The Iranian Hostage Crisis and the Canadian Caper: A review of America’s first battle in the war against radical Islamic terror

Tony Mendez was intimately involved in all aspects of the Iranian Hostage Crisis and ran one of its most exciting operations: the rescue of six American diplomats from Iran. He will tell these stories, including some aspects of the crisis never before publicly released. He will also give a review of how he sees this war evolving today and will pass on some of his lessons learned.

The Real "Q": Gadgets and Technologies in Espionage Operations

Tony and Jonna Mendez served over fifty years combined in the Office of Technical Service, the technical arm of the CIA’s operations directorate. They give an overview of technical operations and the spy gear that made them unique. These gadgets were designed to keep foreign agents in place in hostile environments and to get them out of harm’s way when it was time. They finish with an in-depth review of operational disguise and identity transformation operations where they tell stories of some of their life and death operations designed to elude surveillance and move intelligence agents and officers clandestinely around the world.

Disguise, Deception, and Illusion: Clandestine Operations Using of the Principles of Magic

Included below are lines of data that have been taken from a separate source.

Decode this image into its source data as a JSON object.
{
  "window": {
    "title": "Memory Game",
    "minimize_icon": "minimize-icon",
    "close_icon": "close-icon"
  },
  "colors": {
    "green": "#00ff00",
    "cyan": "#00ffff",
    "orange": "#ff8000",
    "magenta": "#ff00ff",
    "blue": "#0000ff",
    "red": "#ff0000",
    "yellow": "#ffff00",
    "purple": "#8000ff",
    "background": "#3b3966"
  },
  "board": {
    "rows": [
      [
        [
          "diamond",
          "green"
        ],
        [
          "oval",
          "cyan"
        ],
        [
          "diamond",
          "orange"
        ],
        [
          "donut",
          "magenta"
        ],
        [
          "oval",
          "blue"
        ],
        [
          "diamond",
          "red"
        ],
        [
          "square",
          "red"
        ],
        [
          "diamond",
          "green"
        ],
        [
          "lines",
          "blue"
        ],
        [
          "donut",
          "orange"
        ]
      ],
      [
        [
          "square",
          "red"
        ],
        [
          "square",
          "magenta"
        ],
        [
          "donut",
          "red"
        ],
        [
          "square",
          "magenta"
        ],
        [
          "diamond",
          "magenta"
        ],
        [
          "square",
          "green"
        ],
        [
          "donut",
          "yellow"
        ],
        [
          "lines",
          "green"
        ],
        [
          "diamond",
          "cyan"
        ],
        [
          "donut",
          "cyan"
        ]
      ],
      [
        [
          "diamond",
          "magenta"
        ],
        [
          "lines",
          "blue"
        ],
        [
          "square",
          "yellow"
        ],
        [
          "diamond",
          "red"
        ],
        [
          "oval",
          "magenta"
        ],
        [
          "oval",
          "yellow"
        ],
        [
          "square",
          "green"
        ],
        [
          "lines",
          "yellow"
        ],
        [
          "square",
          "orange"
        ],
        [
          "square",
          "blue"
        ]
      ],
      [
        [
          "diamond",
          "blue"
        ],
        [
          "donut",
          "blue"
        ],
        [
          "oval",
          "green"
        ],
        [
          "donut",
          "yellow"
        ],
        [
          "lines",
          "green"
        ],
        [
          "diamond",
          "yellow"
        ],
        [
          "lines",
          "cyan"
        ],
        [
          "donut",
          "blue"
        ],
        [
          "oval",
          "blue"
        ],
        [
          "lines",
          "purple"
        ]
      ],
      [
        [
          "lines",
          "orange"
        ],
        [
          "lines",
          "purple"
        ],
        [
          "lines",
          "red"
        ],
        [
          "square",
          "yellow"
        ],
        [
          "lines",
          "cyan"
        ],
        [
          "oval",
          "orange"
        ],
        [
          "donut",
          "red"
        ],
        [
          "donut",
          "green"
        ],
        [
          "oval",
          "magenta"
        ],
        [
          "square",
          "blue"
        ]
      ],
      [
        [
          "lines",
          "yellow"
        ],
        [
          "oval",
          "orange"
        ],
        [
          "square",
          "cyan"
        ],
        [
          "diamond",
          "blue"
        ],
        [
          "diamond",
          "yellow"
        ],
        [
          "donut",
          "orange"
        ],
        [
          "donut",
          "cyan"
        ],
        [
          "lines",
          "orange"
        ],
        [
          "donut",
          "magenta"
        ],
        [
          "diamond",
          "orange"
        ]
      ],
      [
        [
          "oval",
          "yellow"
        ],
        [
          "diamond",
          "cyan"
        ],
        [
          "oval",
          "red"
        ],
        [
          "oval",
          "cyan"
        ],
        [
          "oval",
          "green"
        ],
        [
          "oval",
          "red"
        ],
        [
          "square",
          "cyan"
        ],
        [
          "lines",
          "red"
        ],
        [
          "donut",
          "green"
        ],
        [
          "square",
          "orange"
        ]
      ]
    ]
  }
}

Throughout history warfare has been conducted by the use of deception and illusion. Tony and Jonna Mendez, both former chief’s of disguise for the CIA, review some of the most important deception operations throughout history. With the use of the art of magic, illusion, and misdirection many enemies have been defeated without taking the field of battle. The Mendez’ recount stories of deception as it was used by the Allies in the Battle of El Alamien and “D” Day. Going to Hollywood they learned how to manage the “stage” on the streets of Moscow, helping win the Cold War. They also give examples of how the “stage” of battle could be better managed today in the war against terrorism.